Four of These Things Are Not Like the Others

Today while surfing Netflix I came across this gem of recommendations. Apparently because I liked This is Spinal Tap and Amadeus, I’ll like A Christmas Story, Roxanne, Arthur, and Tootsie. I’m not exactly sure how Amadeus and Spinal Tap relate in the first place, but even assuming that they do, how do you get those four movies? I’m at a loss to explain it.

Normally, I find the Netflix recommendation algorithm to be fairly accurate at predicting my tastes. Who knows, it just may be that Spinal Tap + Amadeus = Me Loving Those Movies. There may be some odd correlation that Neftlix’s sophisticated prediction system has picked up that has eluded me. It’s entirely possible. I mean, I’m pretty sure that I’ve seen Christmas Story and Roxanne and liked both, I just never realized that I liked them because I liked the combination of Amadeus and Spinal Tap. If someone has figured it out, please, enlighten me!
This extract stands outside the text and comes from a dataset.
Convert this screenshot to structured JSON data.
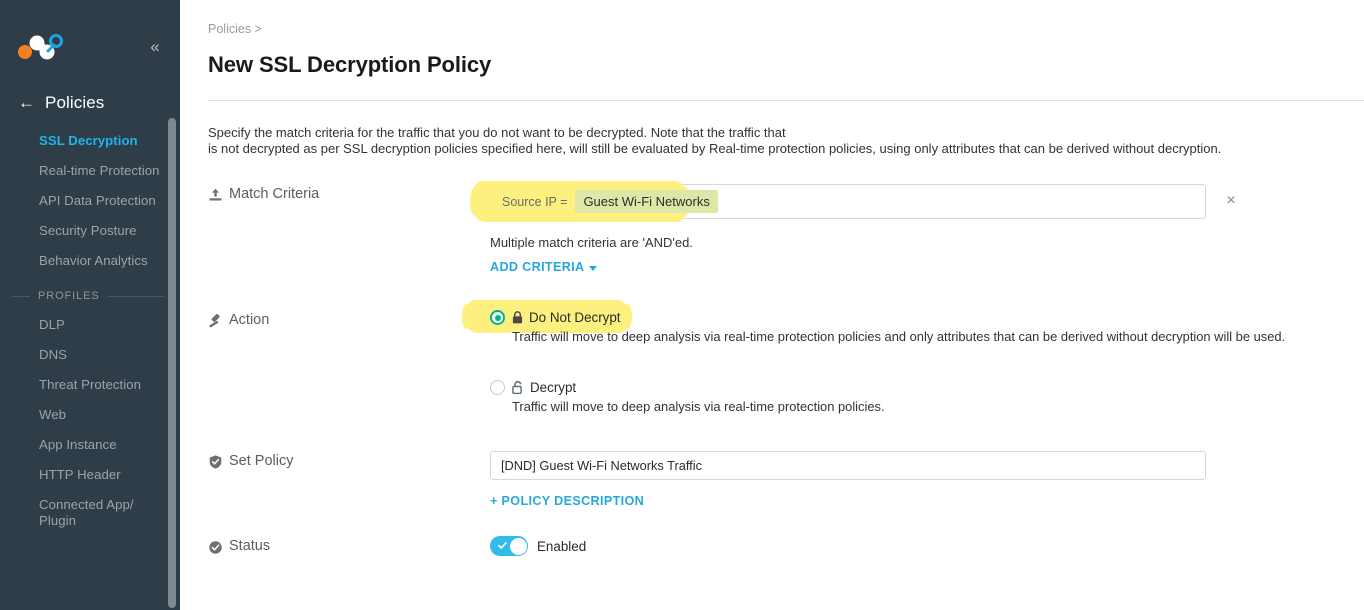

Dude, Where’s My Cat?

This past weekend Twitter was taken over by a pretty humorous trend. Take a movie title, change one letter, and you’ve got #oneletteroffmovies. I added a couple of fairly uninspired ones to the mix, but Mashable had 20 or so that were quite good. All in all, there were some really funny movie concepts created just from changing one letter of the title.

Some of my favorites:
The Dork Knight
Pilates of the Caribbean
Apocalypse Not
The Hoarse Whisperer
Porn on the Fourth of July
Tree Romance

Recuts Revisited!

About a year ago or so I posted a couple of my favorite recut trailers. They’re fantastic. Typically, recuts take either a horror movie and make it heartwarming, or take a romantic comedy and turn it into a stalker flick. Here are a couple more that I’ve found recently, both are well done, and pretty entertaining. The first is a pretty standard recut of You’ve Got Mail, but the second… Well, I think it’s the movie the makers of the original Willy Wonka were actually trying for.


You’ve Got Mail:

Willy Wonka: